Then we went to Barcelona for the next few days. Barcelona is famous for the architect Antonio Gaudi, who used the city as the playing ground for his creative releases. Here is a good shot of some of his architecture in the city from the viewpoint of a park he designed. (I thought the mosaic benches were really cool--I really want to do a mosaic something in our house.)

More Gaudi architecture: the Sagrada Familia. This Catholic church was Gaudi's biggest design project, which he began a little over 100 years ago. He died before it was finished, and it is still under construction. "Sagrada familia" means Sacred Family, which is detailed in the above picture on one of the outside columns of the church. It was beautiful--and a bit avant-garde.

Here I am trying to figure out some of Gaudi's architecture--or maybe trying to make sense of the joke Matt just made. :)

Another church, this time built and finished in the 14th century. It is called Santa Maria del Mar and is hailed as one of the most true-Baroque churches ever built (thanks to its hasty building, which only took 20 years). We happened upon a Catholic wedding while there and enjoyed how delightful a string quartet can sound in the open vaults of a church.

The above pictures detail our ascension to Montserrat, a mountain monastery retreat. I say retreat because the area has been turned into a big tourist attraction with various hotels, restaurants, and shops. Since we went on a Sunday, Matt and I instead enjoyed nature by walking along a trail to a more secluded area. It was breathtaking to be so high up on such a steep mountain.

Our next post will end with London--our last stop.

Wednesday, October 8, 2008


Since Matt and I have been home for a full week--and our jet lag is pretty much worn off--we decided it was time to post about our adventurous European discoveries. Let's start with Paris.

Eiffel tower, shmeiffel tower. While we did take time to take in that most functional of all apparatuses (it is a radio tower), we were perhaps more taken by the extremely expressive art of Rodin. Here is his sculpture of Victor Hugo, listening to his literary muses while pushing out the din of us rather normal (and non-muse) humans.

In the Hall of Mirrors at Versailles, each big window has a partner mirror across the way. That's about it--except for all the innate opulence. Oh, and the billions of visitors. Not-so-fun fact: the queens had to give birth in public so that it was verified that the child was the king's. (Not to question it further, but wouldn't it be more appropriate to verify that the child is the king's by witnessing the conception? Not that anyone would want to witness that...)  

In the city of wonderful food, Matt and I found this Japanese restaurant that served up some great pot stickers and wonderfully filling miso soups. All for the cheap price of 6 euros a piece. (Believe me, a $10/person meal is pretty cheap in Paris.)

Church in Paris was our most adventurous discovery, by far. I had printed out a map from for a chapel, but the map took us to a small alley with NO church.
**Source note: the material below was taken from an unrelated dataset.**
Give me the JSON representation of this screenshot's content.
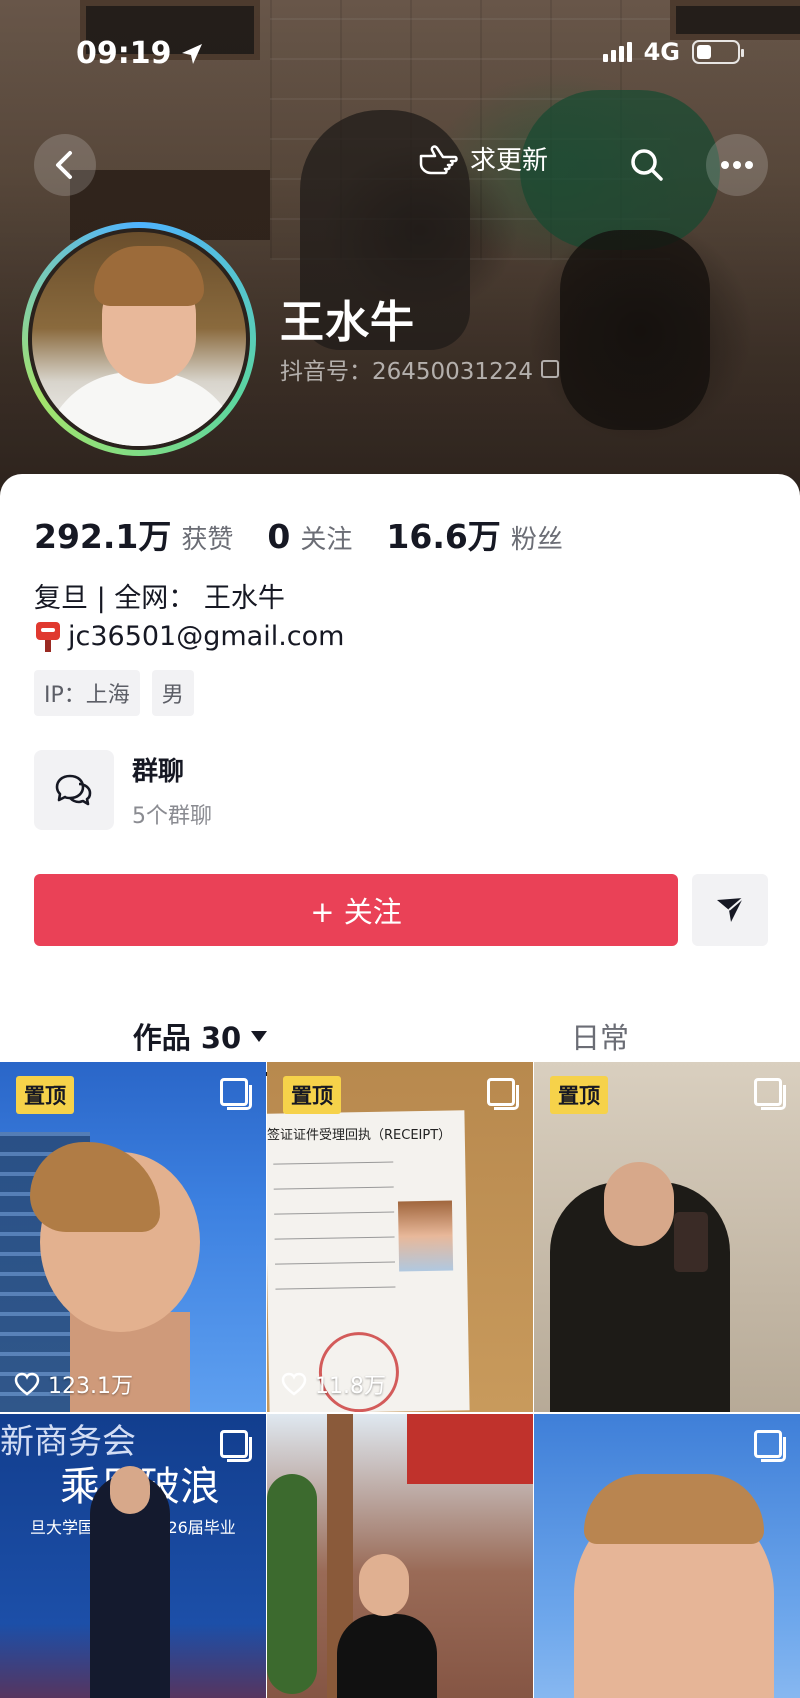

We did have the address (which, interestingly enough, didn't match up to the map...), so we used our guidebook, people on the street, and famous landmarks to help us problem solve until we did find the church--only to find it was locked. But then we saw a sign that invited us to come in by pressing a button and walking through the big blue door. We did so, only to find church was not in session. All signs said it was supposed to be sacrament meeting, but no one was there so we figured it was a district conference day.

Tomorrow I'll take you through Barcelona!